_About this task:_ Note how many lines in the entries contain the string "content", then give that number and nothing else.

_Website and app data records:_
<<<<

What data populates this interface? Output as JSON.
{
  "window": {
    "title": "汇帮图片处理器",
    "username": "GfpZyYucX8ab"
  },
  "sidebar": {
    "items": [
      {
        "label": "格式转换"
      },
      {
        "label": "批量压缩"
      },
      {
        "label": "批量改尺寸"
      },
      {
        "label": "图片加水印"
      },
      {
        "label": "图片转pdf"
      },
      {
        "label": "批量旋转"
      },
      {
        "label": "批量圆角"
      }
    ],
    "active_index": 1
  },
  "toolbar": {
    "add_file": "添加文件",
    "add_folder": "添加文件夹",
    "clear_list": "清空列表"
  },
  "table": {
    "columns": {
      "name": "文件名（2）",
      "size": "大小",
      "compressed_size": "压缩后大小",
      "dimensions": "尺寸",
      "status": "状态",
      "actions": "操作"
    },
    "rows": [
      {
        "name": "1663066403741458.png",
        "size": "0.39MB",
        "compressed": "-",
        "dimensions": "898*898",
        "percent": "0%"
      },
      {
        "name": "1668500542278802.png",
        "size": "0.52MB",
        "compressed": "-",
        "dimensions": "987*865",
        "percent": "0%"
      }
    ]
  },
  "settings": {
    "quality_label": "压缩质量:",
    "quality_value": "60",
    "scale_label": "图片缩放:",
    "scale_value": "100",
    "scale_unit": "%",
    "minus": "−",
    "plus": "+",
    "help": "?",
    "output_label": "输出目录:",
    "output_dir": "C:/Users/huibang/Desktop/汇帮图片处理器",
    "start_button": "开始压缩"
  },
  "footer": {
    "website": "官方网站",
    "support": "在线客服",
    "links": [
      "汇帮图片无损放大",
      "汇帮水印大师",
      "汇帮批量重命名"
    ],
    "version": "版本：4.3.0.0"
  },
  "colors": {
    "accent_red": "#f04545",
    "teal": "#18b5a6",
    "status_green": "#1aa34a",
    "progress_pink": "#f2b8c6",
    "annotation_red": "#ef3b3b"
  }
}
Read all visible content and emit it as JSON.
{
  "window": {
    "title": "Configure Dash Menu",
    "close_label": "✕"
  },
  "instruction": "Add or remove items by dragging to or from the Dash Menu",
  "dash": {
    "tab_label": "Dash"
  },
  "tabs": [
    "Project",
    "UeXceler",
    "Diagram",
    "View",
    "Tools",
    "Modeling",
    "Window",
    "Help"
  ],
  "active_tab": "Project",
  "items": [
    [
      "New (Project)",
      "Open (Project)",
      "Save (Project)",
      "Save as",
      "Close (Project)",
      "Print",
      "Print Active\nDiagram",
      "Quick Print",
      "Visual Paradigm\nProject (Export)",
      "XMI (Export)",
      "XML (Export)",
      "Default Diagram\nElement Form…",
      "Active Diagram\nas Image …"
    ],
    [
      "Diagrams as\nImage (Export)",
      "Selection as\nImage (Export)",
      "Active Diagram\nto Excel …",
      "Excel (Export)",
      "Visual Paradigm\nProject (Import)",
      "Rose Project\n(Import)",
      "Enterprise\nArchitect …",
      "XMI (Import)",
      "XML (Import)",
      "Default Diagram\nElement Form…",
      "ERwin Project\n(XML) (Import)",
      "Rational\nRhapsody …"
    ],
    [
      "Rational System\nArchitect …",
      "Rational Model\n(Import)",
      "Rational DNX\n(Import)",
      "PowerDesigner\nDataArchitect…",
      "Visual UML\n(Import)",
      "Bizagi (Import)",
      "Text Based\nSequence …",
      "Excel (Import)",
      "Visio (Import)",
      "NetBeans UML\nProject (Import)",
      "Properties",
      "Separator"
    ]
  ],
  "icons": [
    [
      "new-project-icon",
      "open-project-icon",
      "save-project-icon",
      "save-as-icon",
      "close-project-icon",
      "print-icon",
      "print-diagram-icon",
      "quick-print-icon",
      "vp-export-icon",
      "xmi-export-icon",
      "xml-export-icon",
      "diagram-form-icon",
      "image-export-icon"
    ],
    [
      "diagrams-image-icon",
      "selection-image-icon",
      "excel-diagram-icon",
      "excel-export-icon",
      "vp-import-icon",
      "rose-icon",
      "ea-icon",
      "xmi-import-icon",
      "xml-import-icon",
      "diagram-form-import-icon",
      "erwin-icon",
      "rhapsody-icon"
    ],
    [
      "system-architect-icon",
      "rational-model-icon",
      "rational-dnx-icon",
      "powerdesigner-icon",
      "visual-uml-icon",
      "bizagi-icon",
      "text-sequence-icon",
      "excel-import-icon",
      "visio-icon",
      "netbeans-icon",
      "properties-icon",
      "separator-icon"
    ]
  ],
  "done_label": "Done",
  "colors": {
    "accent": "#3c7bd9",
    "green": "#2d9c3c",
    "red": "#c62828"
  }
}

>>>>
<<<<

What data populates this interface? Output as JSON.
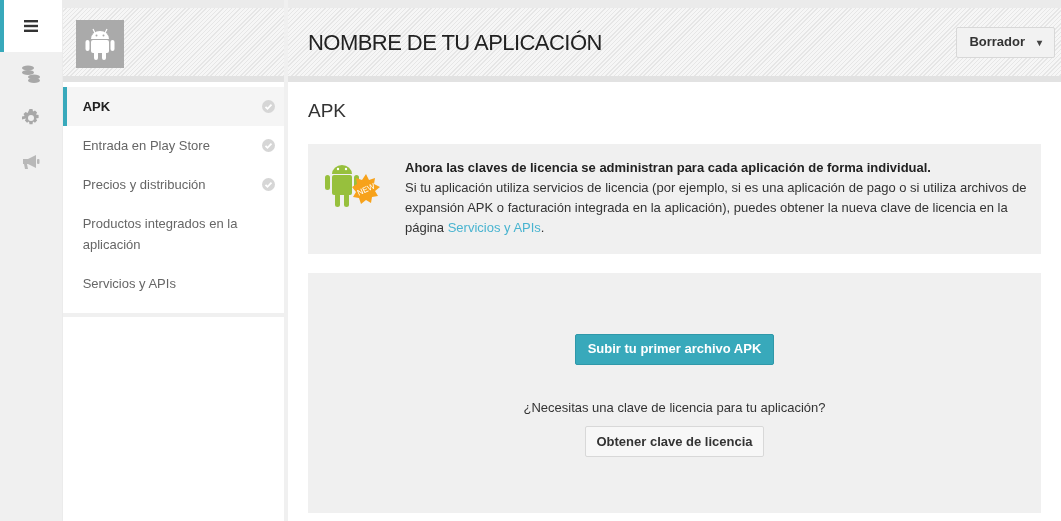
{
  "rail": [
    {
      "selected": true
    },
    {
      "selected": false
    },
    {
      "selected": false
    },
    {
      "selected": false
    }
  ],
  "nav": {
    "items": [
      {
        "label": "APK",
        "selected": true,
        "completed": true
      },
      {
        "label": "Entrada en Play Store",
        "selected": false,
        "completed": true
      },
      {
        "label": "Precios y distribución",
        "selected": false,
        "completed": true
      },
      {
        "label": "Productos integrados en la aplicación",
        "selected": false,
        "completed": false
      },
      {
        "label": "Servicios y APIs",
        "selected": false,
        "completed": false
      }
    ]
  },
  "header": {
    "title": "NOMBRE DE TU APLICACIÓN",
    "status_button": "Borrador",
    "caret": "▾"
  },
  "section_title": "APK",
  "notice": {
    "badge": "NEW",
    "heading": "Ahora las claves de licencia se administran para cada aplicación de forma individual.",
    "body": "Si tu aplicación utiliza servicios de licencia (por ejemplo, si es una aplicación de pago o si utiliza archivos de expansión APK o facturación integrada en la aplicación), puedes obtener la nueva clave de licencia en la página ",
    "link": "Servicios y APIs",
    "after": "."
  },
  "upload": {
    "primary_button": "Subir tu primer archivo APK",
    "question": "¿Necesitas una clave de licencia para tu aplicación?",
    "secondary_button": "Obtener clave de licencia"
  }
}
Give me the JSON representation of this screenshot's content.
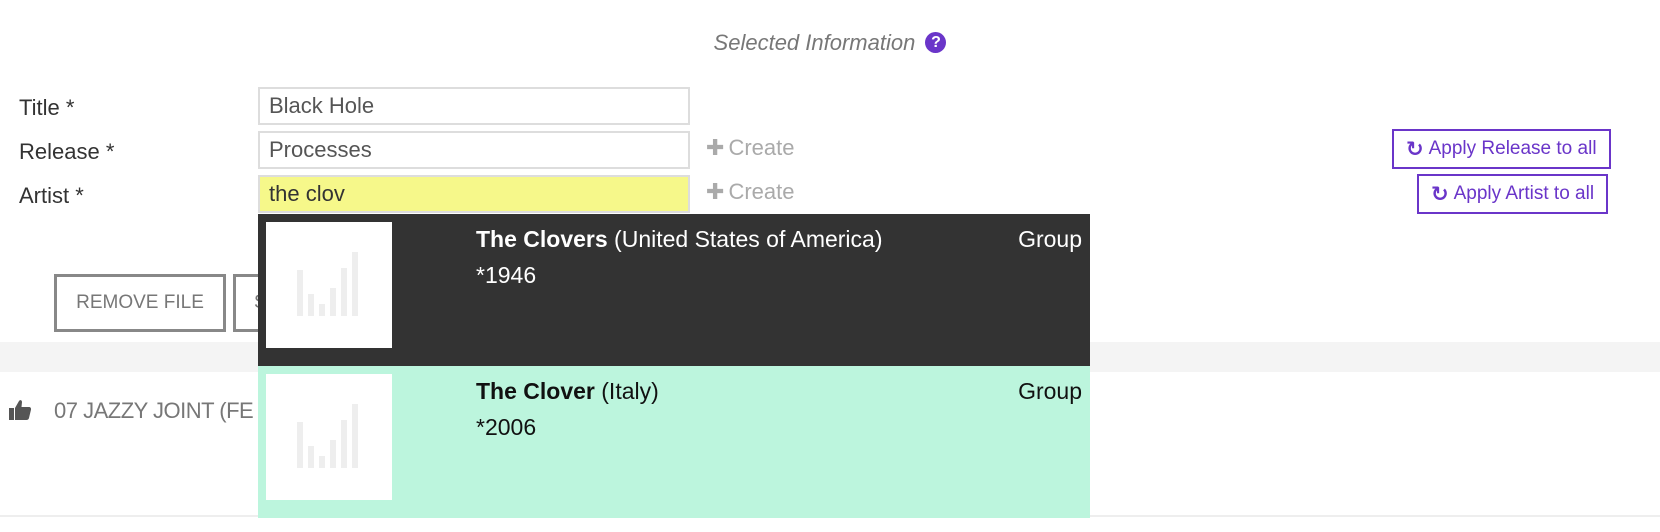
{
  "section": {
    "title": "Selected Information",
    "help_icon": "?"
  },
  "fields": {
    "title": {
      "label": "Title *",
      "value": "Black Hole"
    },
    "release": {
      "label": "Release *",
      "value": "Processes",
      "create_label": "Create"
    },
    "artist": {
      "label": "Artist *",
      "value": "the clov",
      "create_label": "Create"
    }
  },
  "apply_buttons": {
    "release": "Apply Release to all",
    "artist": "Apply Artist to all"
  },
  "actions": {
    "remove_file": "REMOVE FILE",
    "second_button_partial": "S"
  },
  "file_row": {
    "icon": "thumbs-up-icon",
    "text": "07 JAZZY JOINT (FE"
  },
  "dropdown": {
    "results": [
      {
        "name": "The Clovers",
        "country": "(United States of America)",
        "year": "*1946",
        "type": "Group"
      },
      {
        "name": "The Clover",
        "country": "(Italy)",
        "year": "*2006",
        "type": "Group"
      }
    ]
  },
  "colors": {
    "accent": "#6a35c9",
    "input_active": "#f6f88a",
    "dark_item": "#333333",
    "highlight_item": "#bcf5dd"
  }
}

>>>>

_Answer box:_ 2